**EXERCISE PROMPT:**
Every line below must come back exactly as it stands, with the images omitted.

**GIVEN DATA:**

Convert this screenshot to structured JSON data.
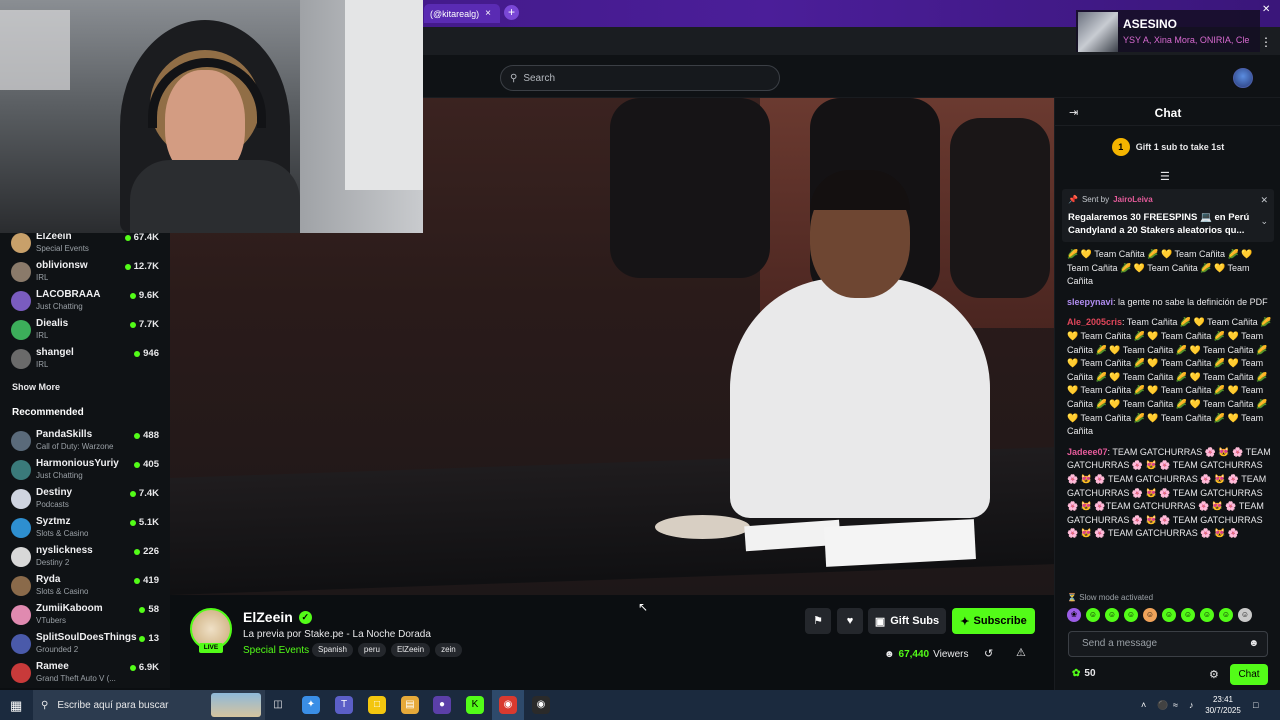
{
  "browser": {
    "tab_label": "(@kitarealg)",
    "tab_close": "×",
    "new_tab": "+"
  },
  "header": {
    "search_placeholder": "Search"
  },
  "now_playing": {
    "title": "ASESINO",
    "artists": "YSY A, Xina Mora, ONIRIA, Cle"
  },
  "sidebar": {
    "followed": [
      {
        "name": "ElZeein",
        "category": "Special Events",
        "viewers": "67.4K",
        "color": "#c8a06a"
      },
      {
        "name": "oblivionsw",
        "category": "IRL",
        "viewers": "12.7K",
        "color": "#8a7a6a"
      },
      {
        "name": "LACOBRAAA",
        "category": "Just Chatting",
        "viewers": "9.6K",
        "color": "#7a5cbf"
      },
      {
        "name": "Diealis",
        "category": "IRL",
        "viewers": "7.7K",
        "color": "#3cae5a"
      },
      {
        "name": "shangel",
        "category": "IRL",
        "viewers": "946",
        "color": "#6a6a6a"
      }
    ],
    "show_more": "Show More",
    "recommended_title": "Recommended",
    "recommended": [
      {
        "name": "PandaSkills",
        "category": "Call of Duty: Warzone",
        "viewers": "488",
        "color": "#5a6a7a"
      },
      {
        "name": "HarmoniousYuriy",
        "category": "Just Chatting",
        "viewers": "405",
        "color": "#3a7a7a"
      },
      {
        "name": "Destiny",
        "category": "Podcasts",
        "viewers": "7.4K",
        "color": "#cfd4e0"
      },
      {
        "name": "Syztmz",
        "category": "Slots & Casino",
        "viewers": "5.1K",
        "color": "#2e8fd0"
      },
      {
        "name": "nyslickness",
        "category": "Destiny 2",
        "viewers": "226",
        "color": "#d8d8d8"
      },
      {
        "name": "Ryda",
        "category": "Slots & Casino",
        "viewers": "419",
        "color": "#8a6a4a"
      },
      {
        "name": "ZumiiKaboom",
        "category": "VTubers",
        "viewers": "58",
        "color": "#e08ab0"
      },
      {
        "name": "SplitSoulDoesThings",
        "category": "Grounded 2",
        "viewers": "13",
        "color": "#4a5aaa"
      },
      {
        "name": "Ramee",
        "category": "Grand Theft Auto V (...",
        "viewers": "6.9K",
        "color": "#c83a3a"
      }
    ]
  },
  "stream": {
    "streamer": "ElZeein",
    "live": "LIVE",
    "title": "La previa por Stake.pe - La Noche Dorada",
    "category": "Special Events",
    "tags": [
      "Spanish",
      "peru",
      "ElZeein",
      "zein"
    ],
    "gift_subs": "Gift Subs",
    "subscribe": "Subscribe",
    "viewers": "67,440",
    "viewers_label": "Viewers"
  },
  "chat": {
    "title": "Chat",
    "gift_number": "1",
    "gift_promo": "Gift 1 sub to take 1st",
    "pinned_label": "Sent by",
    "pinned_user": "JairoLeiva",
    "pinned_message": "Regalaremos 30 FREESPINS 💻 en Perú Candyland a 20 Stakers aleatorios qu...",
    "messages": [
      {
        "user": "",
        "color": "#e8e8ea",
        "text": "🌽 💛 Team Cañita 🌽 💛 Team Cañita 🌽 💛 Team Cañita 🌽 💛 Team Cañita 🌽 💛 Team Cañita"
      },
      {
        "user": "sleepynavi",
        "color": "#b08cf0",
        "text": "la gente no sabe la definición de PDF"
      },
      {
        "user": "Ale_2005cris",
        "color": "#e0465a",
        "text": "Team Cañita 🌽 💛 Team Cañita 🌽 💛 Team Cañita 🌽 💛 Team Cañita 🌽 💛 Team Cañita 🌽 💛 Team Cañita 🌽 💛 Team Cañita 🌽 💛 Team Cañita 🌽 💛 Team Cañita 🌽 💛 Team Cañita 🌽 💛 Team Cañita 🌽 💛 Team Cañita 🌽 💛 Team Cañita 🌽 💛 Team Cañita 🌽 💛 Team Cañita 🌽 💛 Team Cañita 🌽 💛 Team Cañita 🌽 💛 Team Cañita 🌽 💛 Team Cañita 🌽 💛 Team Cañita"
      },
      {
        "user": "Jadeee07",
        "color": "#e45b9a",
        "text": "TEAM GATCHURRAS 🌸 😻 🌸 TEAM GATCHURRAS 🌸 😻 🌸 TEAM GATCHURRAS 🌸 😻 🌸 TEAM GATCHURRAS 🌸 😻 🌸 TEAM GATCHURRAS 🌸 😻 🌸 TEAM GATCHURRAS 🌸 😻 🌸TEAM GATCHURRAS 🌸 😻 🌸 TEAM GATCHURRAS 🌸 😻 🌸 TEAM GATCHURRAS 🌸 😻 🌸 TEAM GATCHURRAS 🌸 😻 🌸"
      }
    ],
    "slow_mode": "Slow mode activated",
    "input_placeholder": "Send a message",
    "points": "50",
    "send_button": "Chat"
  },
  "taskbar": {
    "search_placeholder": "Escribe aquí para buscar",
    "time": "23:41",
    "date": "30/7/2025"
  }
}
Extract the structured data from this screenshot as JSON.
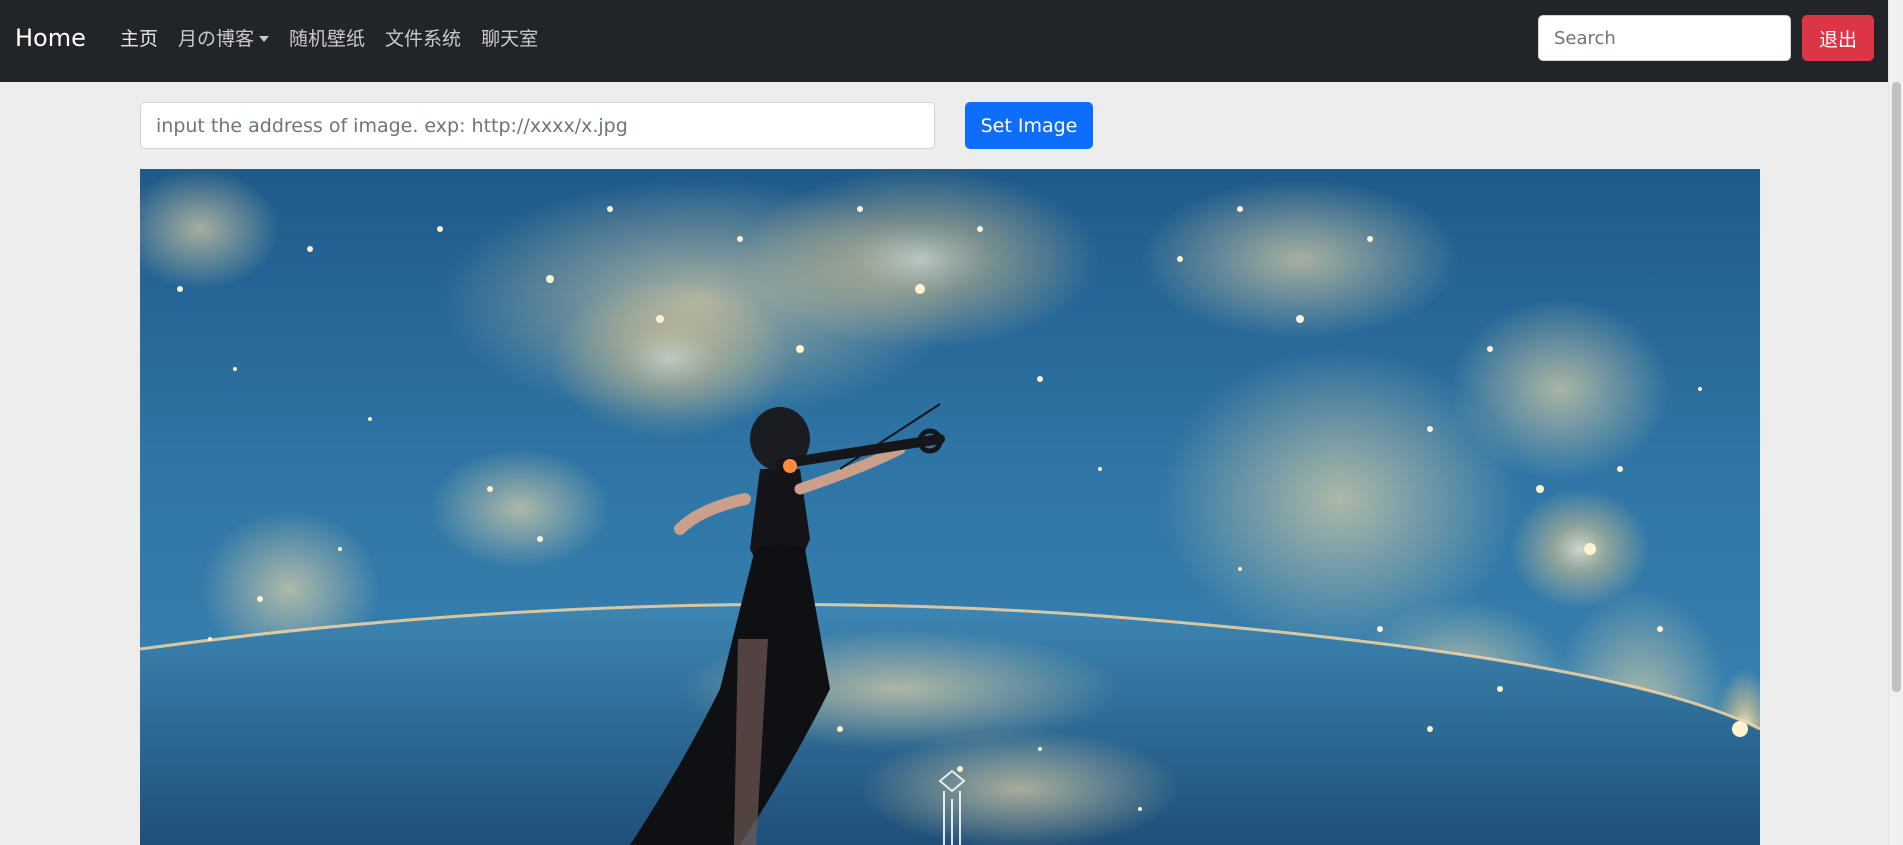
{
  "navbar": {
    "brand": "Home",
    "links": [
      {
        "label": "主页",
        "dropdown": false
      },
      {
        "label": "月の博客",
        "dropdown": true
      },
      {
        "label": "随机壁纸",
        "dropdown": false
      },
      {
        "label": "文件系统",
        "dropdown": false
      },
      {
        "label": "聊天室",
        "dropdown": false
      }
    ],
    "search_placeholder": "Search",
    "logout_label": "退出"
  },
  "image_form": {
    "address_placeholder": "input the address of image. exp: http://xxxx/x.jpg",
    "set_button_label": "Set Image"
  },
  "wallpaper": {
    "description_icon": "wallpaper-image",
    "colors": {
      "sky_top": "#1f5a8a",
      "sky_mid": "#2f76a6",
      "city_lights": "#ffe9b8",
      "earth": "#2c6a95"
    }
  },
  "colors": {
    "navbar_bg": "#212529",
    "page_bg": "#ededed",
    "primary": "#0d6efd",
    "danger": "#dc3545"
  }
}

**WORKED SOLUTION:**
Convert this screenshot to structured JSON data.
{
  "browser": {
    "tab_label": "(@kitarealg)",
    "tab_close": "×",
    "new_tab": "+"
  },
  "header": {
    "search_placeholder": "Search"
  },
  "now_playing": {
    "title": "ASESINO",
    "artists": "YSY A, Xina Mora, ONIRIA, Cle"
  },
  "sidebar": {
    "followed": [
      {
        "name": "ElZeein",
        "category": "Special Events",
        "viewers": "67.4K",
        "color": "#c8a06a"
      },
      {
        "name": "oblivionsw",
        "category": "IRL",
        "viewers": "12.7K",
        "color": "#8a7a6a"
      },
      {
        "name": "LACOBRAAA",
        "category": "Just Chatting",
        "viewers": "9.6K",
        "color": "#7a5cbf"
      },
      {
        "name": "Diealis",
        "category": "IRL",
        "viewers": "7.7K",
        "color": "#3cae5a"
      },
      {
        "name": "shangel",
        "category": "IRL",
        "viewers": "946",
        "color": "#6a6a6a"
      }
    ],
    "show_more": "Show More",
    "recommended_title": "Recommended",
    "recommended": [
      {
        "name": "PandaSkills",
        "category": "Call of Duty: Warzone",
        "viewers": "488",
        "color": "#5a6a7a"
      },
      {
        "name": "HarmoniousYuriy",
        "category": "Just Chatting",
        "viewers": "405",
        "color": "#3a7a7a"
      },
      {
        "name": "Destiny",
        "category": "Podcasts",
        "viewers": "7.4K",
        "color": "#cfd4e0"
      },
      {
        "name": "Syztmz",
        "category": "Slots & Casino",
        "viewers": "5.1K",
        "color": "#2e8fd0"
      },
      {
        "name": "nyslickness",
        "category": "Destiny 2",
        "viewers": "226",
        "color": "#d8d8d8"
      },
      {
        "name": "Ryda",
        "category": "Slots & Casino",
        "viewers": "419",
        "color": "#8a6a4a"
      },
      {
        "name": "ZumiiKaboom",
        "category": "VTubers",
        "viewers": "58",
        "color": "#e08ab0"
      },
      {
        "name": "SplitSoulDoesThings",
        "category": "Grounded 2",
        "viewers": "13",
        "color": "#4a5aaa"
      },
      {
        "name": "Ramee",
        "category": "Grand Theft Auto V (...",
        "viewers": "6.9K",
        "color": "#c83a3a"
      }
    ]
  },
  "stream": {
    "streamer": "ElZeein",
    "live": "LIVE",
    "title": "La previa por Stake.pe - La Noche Dorada",
    "category": "Special Events",
    "tags": [
      "Spanish",
      "peru",
      "ElZeein",
      "zein"
    ],
    "gift_subs": "Gift Subs",
    "subscribe": "Subscribe",
    "viewers": "67,440",
    "viewers_label": "Viewers"
  },
  "chat": {
    "title": "Chat",
    "gift_number": "1",
    "gift_promo": "Gift 1 sub to take 1st",
    "pinned_label": "Sent by",
    "pinned_user": "JairoLeiva",
    "pinned_message": "Regalaremos 30 FREESPINS 💻 en Perú Candyland a 20 Stakers aleatorios qu...",
    "messages": [
      {
        "user": "",
        "color": "#e8e8ea",
        "text": "🌽 💛 Team Cañita 🌽 💛 Team Cañita 🌽 💛 Team Cañita 🌽 💛 Team Cañita 🌽 💛 Team Cañita"
      },
      {
        "user": "sleepynavi",
        "color": "#b08cf0",
        "text": "la gente no sabe la definición de PDF"
      },
      {
        "user": "Ale_2005cris",
        "color": "#e0465a",
        "text": "Team Cañita 🌽 💛 Team Cañita 🌽 💛 Team Cañita 🌽 💛 Team Cañita 🌽 💛 Team Cañita 🌽 💛 Team Cañita 🌽 💛 Team Cañita 🌽 💛 Team Cañita 🌽 💛 Team Cañita 🌽 💛 Team Cañita 🌽 💛 Team Cañita 🌽 💛 Team Cañita 🌽 💛 Team Cañita 🌽 💛 Team Cañita 🌽 💛 Team Cañita 🌽 💛 Team Cañita 🌽 💛 Team Cañita 🌽 💛 Team Cañita 🌽 💛 Team Cañita 🌽 💛 Team Cañita"
      },
      {
        "user": "Jadeee07",
        "color": "#e45b9a",
        "text": "TEAM GATCHURRAS 🌸 😻 🌸 TEAM GATCHURRAS 🌸 😻 🌸 TEAM GATCHURRAS 🌸 😻 🌸 TEAM GATCHURRAS 🌸 😻 🌸 TEAM GATCHURRAS 🌸 😻 🌸 TEAM GATCHURRAS 🌸 😻 🌸TEAM GATCHURRAS 🌸 😻 🌸 TEAM GATCHURRAS 🌸 😻 🌸 TEAM GATCHURRAS 🌸 😻 🌸 TEAM GATCHURRAS 🌸 😻 🌸"
      }
    ],
    "slow_mode": "Slow mode activated",
    "input_placeholder": "Send a message",
    "points": "50",
    "send_button": "Chat"
  },
  "taskbar": {
    "search_placeholder": "Escribe aquí para buscar",
    "time": "23:41",
    "date": "30/7/2025"
  }
}
Extract the structured data from this screenshot as JSON.
{
  "navbar": {
    "brand": "Home",
    "links": [
      {
        "label": "主页",
        "dropdown": false
      },
      {
        "label": "月の博客",
        "dropdown": true
      },
      {
        "label": "随机壁纸",
        "dropdown": false
      },
      {
        "label": "文件系统",
        "dropdown": false
      },
      {
        "label": "聊天室",
        "dropdown": false
      }
    ],
    "search_placeholder": "Search",
    "logout_label": "退出"
  },
  "image_form": {
    "address_placeholder": "input the address of image. exp: http://xxxx/x.jpg",
    "set_button_label": "Set Image"
  },
  "wallpaper": {
    "description_icon": "wallpaper-image",
    "colors": {
      "sky_top": "#1f5a8a",
      "sky_mid": "#2f76a6",
      "city_lights": "#ffe9b8",
      "earth": "#2c6a95"
    }
  },
  "colors": {
    "navbar_bg": "#212529",
    "page_bg": "#ededed",
    "primary": "#0d6efd",
    "danger": "#dc3545"
  }
}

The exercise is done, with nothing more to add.